Natural features were supernatural in aspect. Breathing clouds or eating sacriﬁcial victims (Figure 5), caves and mountains were ubiquitous, facially expressive subjects of Maya art and architecture. This lack of distinction between the supernatural and natural worlds is further complicated by the fact that Mesoamerican peoples consider the earth to be a place of death. “Lineage mountains” and caves play a signiﬁcant role in contemporary Maya ancestor worship, and they clearly served a similar purpose during the Classic Period.
The ﬁrst of these, by Estella Weiss-Krejci and T. Patrick Culbert, addresses a broad lowland sample of Maya burials and deﬁnes royal burials by the statistical frequency of tombs, ceramics in large quantity (>13), red pigments, earﬂares, stingray spines, jades in large quantity, pearls, obsidian blades, and mosaics. In this study, there is a broad correlation between the ﬁrst six of these categories, with smaller frequencies of the latter three. , identiﬁes a royal burial based on a series of similarities with other high-status interments at the site.

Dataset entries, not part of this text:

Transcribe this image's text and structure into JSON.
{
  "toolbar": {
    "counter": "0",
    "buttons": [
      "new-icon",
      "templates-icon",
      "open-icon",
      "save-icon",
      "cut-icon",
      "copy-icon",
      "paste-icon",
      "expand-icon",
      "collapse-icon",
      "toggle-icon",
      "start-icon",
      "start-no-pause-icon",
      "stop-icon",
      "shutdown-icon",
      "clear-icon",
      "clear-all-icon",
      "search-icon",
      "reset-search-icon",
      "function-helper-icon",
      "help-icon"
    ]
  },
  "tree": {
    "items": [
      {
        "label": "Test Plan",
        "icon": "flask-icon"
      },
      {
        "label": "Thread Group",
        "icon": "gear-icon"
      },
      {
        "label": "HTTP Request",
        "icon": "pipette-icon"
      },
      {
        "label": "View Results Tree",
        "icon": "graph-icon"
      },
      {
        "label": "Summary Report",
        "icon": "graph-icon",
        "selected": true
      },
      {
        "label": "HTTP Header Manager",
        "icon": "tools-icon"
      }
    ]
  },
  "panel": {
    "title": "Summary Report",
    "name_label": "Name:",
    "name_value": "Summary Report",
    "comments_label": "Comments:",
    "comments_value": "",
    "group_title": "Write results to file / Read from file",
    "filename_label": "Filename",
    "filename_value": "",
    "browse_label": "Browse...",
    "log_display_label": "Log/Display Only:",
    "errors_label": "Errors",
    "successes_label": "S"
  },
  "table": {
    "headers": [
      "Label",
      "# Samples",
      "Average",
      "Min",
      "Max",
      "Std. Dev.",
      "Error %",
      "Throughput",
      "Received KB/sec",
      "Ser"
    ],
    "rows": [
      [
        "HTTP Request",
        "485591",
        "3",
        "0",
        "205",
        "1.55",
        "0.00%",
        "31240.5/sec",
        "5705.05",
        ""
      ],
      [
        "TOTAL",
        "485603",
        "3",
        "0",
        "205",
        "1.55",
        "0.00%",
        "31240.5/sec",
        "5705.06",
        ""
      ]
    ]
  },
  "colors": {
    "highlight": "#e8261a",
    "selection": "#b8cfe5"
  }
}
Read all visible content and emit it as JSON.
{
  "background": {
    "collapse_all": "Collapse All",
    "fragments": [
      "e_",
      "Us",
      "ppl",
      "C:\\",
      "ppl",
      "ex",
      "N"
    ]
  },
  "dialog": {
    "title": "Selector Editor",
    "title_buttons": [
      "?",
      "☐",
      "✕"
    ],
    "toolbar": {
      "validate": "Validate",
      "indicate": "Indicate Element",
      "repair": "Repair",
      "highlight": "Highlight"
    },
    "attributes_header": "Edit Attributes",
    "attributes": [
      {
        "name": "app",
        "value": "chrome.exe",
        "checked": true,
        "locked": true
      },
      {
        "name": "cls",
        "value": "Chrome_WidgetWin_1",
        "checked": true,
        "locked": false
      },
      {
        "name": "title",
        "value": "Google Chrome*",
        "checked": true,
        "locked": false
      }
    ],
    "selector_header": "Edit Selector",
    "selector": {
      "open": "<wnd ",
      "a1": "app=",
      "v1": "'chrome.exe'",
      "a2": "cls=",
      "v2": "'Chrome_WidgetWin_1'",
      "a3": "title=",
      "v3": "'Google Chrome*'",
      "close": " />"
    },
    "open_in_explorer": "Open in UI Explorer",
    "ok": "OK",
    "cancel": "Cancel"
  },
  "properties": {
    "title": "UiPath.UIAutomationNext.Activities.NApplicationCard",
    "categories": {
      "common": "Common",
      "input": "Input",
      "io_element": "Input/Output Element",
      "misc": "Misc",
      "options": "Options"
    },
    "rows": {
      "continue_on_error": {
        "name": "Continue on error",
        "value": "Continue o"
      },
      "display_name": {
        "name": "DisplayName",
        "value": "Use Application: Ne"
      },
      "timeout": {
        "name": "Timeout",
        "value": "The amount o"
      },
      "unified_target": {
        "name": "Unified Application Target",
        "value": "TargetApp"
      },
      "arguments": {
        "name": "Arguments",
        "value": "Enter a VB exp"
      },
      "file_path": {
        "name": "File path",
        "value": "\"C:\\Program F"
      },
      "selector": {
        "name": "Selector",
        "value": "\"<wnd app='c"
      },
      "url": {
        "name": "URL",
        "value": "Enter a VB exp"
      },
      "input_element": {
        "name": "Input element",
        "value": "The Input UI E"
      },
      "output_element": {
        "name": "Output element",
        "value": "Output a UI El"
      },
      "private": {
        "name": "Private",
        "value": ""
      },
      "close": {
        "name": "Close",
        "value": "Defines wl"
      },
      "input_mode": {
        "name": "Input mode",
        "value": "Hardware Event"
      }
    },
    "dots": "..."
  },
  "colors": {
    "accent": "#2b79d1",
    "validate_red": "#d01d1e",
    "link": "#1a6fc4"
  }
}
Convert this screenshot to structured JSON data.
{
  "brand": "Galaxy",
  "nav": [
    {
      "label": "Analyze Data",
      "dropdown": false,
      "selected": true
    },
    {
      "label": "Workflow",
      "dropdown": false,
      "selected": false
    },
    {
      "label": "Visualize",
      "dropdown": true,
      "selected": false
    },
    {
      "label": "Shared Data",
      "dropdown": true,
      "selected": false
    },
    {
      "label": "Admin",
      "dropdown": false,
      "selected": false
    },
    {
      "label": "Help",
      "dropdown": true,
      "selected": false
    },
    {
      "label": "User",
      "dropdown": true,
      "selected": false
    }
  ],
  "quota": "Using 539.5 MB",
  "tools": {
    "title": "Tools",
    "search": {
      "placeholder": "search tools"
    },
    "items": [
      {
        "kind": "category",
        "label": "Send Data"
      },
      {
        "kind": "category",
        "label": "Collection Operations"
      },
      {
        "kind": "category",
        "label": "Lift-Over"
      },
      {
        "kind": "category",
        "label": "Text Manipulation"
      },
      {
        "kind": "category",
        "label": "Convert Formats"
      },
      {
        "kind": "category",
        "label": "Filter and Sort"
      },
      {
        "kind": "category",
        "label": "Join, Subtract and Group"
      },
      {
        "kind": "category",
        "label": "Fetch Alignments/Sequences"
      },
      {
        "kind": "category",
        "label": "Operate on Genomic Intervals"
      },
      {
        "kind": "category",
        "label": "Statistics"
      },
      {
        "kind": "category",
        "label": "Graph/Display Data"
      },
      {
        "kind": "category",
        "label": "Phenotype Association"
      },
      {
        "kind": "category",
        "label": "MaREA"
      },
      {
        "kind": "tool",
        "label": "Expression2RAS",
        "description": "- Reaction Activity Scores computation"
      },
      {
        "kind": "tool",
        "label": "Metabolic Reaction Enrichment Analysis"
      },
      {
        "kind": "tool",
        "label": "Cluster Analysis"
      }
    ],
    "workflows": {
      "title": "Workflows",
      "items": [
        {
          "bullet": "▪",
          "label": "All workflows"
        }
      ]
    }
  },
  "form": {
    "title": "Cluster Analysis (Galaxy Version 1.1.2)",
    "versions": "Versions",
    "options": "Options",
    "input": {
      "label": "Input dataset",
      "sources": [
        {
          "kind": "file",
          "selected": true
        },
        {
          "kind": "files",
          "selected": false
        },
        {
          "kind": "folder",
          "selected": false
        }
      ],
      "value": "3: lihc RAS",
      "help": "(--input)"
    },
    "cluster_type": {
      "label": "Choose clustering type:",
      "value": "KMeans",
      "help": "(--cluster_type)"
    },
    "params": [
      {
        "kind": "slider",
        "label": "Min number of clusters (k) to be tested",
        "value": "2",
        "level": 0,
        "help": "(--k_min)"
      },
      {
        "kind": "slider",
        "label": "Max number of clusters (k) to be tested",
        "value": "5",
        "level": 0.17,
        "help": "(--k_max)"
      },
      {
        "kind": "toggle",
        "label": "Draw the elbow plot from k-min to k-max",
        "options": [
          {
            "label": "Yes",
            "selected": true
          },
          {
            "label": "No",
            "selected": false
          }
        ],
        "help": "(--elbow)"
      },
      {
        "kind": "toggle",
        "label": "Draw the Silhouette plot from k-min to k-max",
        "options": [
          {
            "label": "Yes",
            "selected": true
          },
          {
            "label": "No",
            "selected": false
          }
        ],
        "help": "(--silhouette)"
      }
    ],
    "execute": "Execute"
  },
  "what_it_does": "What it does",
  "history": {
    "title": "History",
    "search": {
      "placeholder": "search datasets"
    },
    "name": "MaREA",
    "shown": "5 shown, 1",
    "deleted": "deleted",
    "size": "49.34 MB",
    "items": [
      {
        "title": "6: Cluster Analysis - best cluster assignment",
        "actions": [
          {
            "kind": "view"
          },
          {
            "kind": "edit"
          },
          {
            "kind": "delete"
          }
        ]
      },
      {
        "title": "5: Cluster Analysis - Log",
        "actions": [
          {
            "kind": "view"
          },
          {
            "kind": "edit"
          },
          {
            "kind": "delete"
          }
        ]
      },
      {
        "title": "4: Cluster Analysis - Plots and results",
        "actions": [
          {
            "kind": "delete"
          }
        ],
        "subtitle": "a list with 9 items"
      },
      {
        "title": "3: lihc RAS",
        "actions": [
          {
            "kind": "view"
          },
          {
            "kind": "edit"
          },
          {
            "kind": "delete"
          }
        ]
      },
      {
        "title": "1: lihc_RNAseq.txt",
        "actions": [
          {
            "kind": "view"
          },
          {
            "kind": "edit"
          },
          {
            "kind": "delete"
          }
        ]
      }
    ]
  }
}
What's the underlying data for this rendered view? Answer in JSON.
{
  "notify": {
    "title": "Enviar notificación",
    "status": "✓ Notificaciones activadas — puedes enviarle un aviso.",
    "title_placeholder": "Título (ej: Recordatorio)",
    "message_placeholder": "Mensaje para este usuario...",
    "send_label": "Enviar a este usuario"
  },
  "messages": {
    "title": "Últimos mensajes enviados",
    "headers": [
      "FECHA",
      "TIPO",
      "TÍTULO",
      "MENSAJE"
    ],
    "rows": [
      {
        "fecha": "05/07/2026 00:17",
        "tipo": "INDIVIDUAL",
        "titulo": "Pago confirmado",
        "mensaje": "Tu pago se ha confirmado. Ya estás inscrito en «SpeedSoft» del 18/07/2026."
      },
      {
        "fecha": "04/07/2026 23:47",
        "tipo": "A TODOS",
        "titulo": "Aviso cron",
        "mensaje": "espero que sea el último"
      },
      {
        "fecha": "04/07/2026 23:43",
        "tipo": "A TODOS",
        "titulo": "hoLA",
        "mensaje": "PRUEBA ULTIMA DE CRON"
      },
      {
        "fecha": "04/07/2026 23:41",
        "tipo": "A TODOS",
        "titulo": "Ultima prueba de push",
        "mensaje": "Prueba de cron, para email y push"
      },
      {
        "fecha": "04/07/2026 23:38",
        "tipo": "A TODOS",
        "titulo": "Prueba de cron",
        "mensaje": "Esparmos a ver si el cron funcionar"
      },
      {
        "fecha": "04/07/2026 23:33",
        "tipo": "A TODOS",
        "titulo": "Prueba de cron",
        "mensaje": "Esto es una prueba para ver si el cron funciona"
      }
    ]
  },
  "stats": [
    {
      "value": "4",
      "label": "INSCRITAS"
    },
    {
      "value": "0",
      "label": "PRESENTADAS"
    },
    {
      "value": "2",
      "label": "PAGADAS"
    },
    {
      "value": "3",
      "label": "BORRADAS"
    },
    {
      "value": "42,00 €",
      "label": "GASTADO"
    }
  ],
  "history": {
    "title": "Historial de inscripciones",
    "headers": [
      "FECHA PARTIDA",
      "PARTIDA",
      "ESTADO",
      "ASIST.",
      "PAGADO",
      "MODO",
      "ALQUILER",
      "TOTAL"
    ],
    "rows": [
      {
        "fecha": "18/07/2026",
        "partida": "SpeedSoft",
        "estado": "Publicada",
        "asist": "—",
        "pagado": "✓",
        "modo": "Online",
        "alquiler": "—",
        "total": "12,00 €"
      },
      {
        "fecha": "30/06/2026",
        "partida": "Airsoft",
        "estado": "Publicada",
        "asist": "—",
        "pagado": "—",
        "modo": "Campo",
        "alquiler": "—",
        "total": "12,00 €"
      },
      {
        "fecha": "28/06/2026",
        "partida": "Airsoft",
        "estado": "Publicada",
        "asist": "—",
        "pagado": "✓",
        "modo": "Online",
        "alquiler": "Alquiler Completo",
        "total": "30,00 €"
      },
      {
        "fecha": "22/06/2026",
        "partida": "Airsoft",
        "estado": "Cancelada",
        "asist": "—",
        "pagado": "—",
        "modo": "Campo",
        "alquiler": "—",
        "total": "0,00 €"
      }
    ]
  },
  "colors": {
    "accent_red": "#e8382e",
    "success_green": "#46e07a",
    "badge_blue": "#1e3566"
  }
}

Some of the same burial practices, in terms of grave goods (albeit on a much smaller and poorer scale), were indeed shared on a number of status levels. Accordingly, general concepts of an afterlife, whatever the status of the individual, were probably active for the descendants of the dead. Whether this Underworld was viewed as the horriﬁc Xibalba or a place of “food and drinks of great sweetness” will be discussed in the sections to come. indb 16 10/30/08 12:37:50 PM t wo death and the afterlife in the lowlands s observed by Alfredo López Austin in his seminal work, The Human Body and Ideology, Central Mexican peoples of the Colonial Period saw mortality as an acquired attribute.